Available records:
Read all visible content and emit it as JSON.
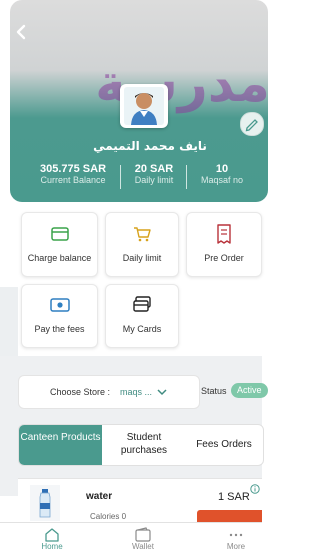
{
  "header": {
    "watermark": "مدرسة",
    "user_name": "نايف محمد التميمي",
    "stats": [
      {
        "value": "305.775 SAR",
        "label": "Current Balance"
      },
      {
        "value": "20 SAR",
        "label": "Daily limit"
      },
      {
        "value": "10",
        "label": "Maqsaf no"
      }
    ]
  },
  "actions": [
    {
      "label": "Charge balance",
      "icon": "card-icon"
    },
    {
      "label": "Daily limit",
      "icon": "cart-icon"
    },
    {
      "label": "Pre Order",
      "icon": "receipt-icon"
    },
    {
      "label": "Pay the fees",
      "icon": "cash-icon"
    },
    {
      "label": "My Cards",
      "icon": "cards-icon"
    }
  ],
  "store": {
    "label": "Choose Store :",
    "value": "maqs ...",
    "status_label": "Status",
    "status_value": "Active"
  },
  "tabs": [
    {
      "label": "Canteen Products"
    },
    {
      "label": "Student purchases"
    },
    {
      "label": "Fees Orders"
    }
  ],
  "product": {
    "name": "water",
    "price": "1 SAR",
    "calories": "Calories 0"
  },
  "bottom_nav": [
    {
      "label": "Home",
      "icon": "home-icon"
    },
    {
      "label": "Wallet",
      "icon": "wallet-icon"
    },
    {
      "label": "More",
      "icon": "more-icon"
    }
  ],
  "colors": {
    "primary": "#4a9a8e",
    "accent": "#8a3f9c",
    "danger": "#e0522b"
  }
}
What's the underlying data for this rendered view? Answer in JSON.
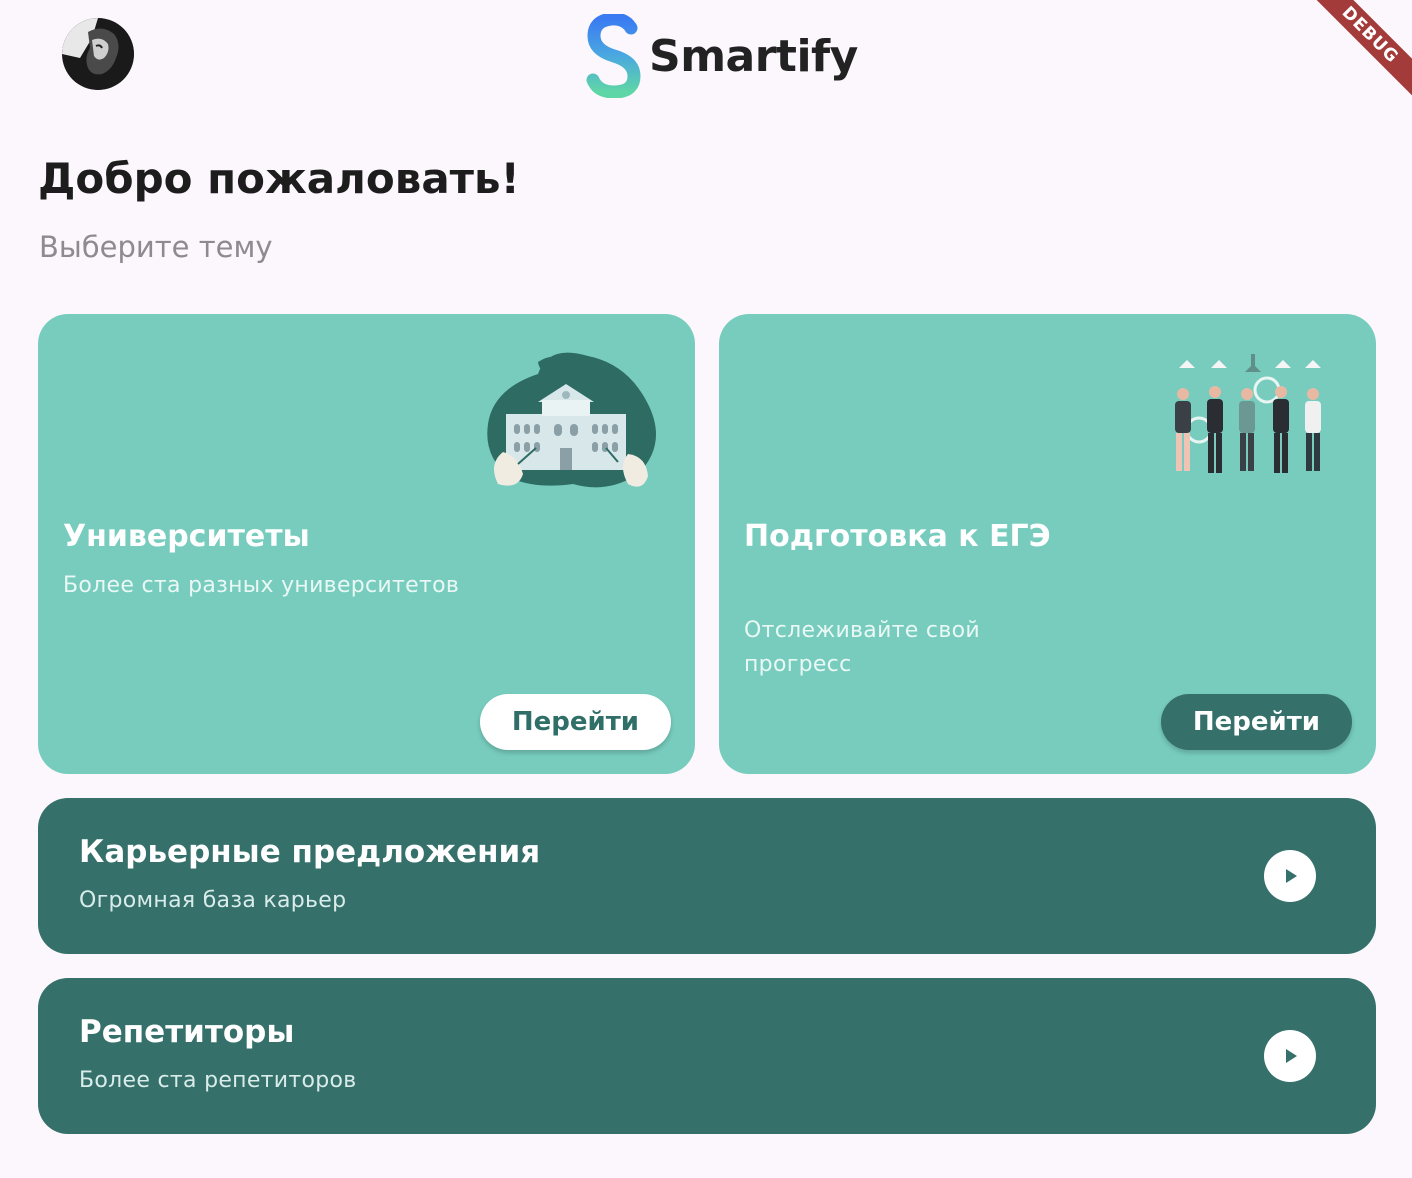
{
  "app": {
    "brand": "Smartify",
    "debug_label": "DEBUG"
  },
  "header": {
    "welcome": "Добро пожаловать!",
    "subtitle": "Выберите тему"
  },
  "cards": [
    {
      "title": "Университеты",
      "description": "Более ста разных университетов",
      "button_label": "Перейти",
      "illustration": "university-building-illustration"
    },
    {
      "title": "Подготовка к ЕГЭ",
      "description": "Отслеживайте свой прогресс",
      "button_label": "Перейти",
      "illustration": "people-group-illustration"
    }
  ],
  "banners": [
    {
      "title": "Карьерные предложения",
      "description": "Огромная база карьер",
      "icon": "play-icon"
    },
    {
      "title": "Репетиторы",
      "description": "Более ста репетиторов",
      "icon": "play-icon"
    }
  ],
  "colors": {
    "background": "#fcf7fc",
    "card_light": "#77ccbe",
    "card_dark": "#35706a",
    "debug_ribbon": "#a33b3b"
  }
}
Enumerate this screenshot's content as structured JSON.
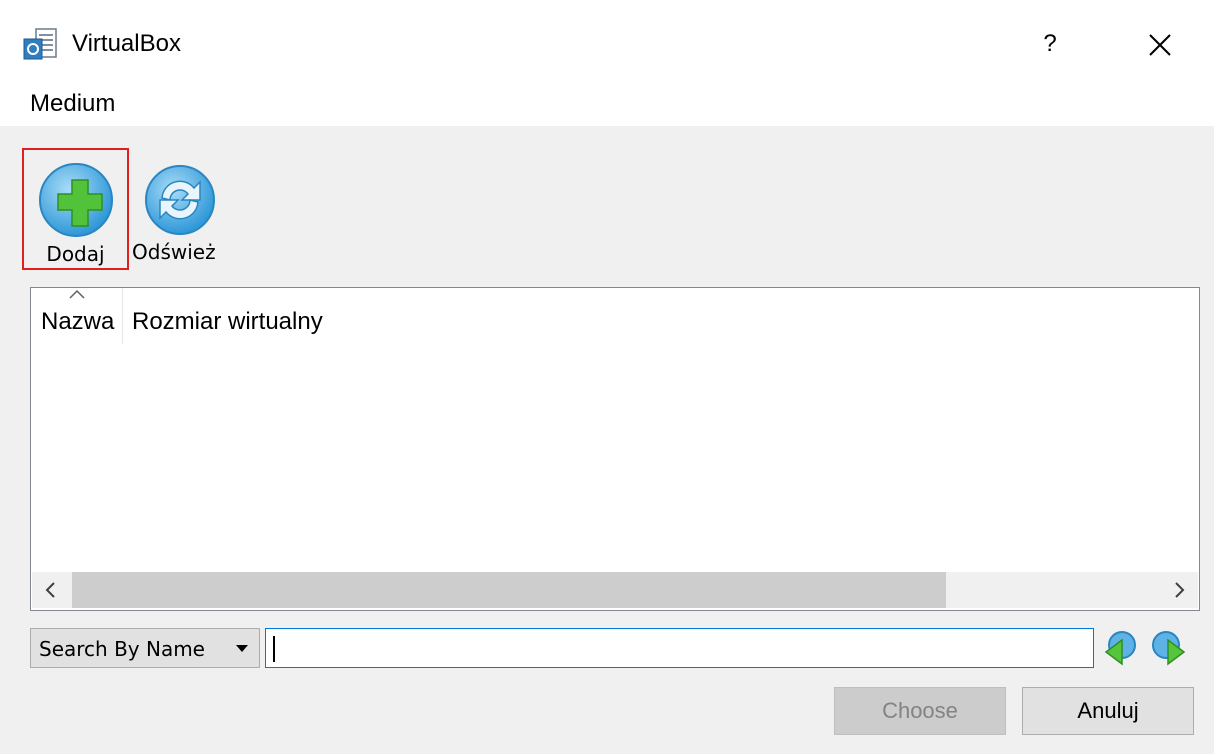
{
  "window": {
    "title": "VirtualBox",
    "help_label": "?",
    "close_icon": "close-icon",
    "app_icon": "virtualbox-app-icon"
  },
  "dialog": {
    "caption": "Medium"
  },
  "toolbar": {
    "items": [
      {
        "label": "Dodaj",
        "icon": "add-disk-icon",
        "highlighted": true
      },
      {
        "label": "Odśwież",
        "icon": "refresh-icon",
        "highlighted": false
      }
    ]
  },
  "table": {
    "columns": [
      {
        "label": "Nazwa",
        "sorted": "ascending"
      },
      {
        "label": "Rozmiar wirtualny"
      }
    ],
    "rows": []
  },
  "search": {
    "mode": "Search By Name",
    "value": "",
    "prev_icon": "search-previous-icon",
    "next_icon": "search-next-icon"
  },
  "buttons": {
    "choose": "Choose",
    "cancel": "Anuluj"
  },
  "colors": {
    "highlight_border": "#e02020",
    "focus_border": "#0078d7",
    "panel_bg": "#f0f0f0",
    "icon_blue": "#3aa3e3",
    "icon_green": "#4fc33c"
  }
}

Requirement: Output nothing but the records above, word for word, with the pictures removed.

Answer to the problem:
Read all visible content and emit it as JSON.
{
  "header": {
    "watermark": "مدرسة",
    "user_name": "نايف محمد التميمي",
    "stats": [
      {
        "value": "305.775 SAR",
        "label": "Current Balance"
      },
      {
        "value": "20 SAR",
        "label": "Daily limit"
      },
      {
        "value": "10",
        "label": "Maqsaf no"
      }
    ]
  },
  "actions": [
    {
      "label": "Charge balance",
      "icon": "card-icon"
    },
    {
      "label": "Daily limit",
      "icon": "cart-icon"
    },
    {
      "label": "Pre Order",
      "icon": "receipt-icon"
    },
    {
      "label": "Pay the fees",
      "icon": "cash-icon"
    },
    {
      "label": "My Cards",
      "icon": "cards-icon"
    }
  ],
  "store": {
    "label": "Choose Store :",
    "value": "maqs ...",
    "status_label": "Status",
    "status_value": "Active"
  },
  "tabs": [
    {
      "label": "Canteen Products"
    },
    {
      "label": "Student purchases"
    },
    {
      "label": "Fees Orders"
    }
  ],
  "product": {
    "name": "water",
    "price": "1 SAR",
    "calories": "Calories 0"
  },
  "bottom_nav": [
    {
      "label": "Home",
      "icon": "home-icon"
    },
    {
      "label": "Wallet",
      "icon": "wallet-icon"
    },
    {
      "label": "More",
      "icon": "more-icon"
    }
  ],
  "colors": {
    "primary": "#4a9a8e",
    "accent": "#8a3f9c",
    "danger": "#e0522b"
  }
}
What's the underlying data for this rendered view? Answer in JSON.
{
  "app": {
    "brand": "Smartify",
    "debug_label": "DEBUG"
  },
  "header": {
    "welcome": "Добро пожаловать!",
    "subtitle": "Выберите тему"
  },
  "cards": [
    {
      "title": "Университеты",
      "description": "Более ста разных университетов",
      "button_label": "Перейти",
      "illustration": "university-building-illustration"
    },
    {
      "title": "Подготовка к ЕГЭ",
      "description": "Отслеживайте свой прогресс",
      "button_label": "Перейти",
      "illustration": "people-group-illustration"
    }
  ],
  "banners": [
    {
      "title": "Карьерные предложения",
      "description": "Огромная база карьер",
      "icon": "play-icon"
    },
    {
      "title": "Репетиторы",
      "description": "Более ста репетиторов",
      "icon": "play-icon"
    }
  ],
  "colors": {
    "background": "#fcf7fc",
    "card_light": "#77ccbe",
    "card_dark": "#35706a",
    "debug_ribbon": "#a33b3b"
  }
}
Enumerate this screenshot's content as structured JSON.
{
  "window": {
    "title": "VirtualBox",
    "help_label": "?",
    "close_icon": "close-icon",
    "app_icon": "virtualbox-app-icon"
  },
  "dialog": {
    "caption": "Medium"
  },
  "toolbar": {
    "items": [
      {
        "label": "Dodaj",
        "icon": "add-disk-icon",
        "highlighted": true
      },
      {
        "label": "Odśwież",
        "icon": "refresh-icon",
        "highlighted": false
      }
    ]
  },
  "table": {
    "columns": [
      {
        "label": "Nazwa",
        "sorted": "ascending"
      },
      {
        "label": "Rozmiar wirtualny"
      }
    ],
    "rows": []
  },
  "search": {
    "mode": "Search By Name",
    "value": "",
    "prev_icon": "search-previous-icon",
    "next_icon": "search-next-icon"
  },
  "buttons": {
    "choose": "Choose",
    "cancel": "Anuluj"
  },
  "colors": {
    "highlight_border": "#e02020",
    "focus_border": "#0078d7",
    "panel_bg": "#f0f0f0",
    "icon_blue": "#3aa3e3",
    "icon_green": "#4fc33c"
  }
}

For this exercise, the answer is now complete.